What have I learned from Debbie’s memoirs? I have learned that dialogue takes time, and that we must let it take time, despite our eagerness to move ahead. I have also learned that one needs to travel to fully understand where one comes from. Her memoirs are deeply serious – although I suspect that the long-lost memoirs she wrote at the age of six might have been even more serious – and hilariously funny. A notable feminist and educator, Debbie is also a prominent example of a Jewish comedienne. I must admit that some tears were shed on my part while reading her book – and while some were due to her moving accounts, most were tears of laughter. Fitting, contrasts being one of the key themes of the book.

I started by calling Debbie’s memoirs a travel book. I will finish by calling it a love story. Debbie’s accounts on teaching, travelling and engaging in dialogue are nothing short of love stories. As are her writings on Israel and particularly Jerusalem as a multicultural, multiethnic and multi-religious city. Debbie is one of the few people who can honestly say that she has prepared gefilte fish and visited Arafat’s grave on the same day. How lucky we are that she, despite being a busy retiree, decided to write down this collection of stories.

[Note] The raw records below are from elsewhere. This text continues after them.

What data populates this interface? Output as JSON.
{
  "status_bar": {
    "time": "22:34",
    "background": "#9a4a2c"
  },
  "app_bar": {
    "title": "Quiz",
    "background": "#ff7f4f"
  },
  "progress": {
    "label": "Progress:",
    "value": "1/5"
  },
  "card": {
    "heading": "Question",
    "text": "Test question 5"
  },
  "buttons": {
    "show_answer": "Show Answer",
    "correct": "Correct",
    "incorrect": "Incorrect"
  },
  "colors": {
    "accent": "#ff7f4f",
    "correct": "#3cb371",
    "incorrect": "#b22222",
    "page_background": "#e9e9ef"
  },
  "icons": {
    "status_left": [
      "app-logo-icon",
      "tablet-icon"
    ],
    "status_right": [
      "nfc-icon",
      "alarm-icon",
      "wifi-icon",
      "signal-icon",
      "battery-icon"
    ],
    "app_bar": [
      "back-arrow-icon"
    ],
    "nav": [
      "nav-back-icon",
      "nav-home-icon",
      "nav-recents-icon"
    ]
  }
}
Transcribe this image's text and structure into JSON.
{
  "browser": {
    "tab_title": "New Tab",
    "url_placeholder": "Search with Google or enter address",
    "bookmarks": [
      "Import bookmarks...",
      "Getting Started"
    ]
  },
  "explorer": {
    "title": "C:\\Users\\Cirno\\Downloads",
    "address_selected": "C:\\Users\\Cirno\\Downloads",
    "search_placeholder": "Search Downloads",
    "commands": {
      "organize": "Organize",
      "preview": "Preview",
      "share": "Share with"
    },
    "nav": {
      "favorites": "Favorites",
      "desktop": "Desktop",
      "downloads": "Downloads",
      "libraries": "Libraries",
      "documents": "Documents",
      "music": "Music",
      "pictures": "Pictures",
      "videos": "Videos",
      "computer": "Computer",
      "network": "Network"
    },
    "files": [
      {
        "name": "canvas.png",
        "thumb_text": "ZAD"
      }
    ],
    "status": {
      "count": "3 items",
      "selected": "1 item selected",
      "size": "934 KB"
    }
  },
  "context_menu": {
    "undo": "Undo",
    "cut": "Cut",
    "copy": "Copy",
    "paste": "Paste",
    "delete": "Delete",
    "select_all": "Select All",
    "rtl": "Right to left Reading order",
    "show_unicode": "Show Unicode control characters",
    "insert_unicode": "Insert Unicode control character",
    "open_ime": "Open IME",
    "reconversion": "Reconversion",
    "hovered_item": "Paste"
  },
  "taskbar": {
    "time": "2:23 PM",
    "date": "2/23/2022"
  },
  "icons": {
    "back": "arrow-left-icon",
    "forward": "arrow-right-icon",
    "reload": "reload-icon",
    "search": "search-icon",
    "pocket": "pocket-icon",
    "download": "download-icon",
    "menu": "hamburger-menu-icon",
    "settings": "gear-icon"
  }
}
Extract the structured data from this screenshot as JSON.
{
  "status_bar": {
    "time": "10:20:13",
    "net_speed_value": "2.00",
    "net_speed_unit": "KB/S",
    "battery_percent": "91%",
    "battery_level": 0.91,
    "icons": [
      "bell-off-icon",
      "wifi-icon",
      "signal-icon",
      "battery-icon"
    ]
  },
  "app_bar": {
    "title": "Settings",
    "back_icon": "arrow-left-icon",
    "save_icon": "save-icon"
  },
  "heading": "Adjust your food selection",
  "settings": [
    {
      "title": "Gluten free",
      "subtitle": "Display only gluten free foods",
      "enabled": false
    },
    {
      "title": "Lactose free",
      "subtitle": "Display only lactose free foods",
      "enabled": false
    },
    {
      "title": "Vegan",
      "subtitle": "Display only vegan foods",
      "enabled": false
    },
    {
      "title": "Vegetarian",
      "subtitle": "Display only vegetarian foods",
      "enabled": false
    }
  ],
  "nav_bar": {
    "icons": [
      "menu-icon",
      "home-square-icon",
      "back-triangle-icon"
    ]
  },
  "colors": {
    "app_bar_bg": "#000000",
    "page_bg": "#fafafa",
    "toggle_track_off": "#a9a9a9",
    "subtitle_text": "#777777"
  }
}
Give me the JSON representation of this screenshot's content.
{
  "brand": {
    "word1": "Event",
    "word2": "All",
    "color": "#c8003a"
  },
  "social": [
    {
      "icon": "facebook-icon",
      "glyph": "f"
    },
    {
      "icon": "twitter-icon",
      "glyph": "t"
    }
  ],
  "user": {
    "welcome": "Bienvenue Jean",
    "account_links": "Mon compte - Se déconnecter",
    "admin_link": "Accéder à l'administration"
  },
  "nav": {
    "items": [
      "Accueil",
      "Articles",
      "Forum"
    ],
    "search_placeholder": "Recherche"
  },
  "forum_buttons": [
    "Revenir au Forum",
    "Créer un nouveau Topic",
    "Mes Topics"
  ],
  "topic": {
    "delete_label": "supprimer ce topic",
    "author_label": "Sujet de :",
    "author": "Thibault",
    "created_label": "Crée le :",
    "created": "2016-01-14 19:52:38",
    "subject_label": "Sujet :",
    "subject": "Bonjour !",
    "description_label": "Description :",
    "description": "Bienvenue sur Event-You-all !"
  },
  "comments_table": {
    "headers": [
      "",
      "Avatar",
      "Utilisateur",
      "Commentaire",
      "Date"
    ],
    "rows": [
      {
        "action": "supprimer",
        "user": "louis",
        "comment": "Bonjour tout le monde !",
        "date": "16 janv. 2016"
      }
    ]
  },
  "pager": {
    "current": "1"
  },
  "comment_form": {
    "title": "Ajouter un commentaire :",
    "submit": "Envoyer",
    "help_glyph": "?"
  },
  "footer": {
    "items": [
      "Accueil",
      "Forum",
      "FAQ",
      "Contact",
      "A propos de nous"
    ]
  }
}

Nike Snijders | 01.04.2017

Originally published on  http://www.jcrelations.net/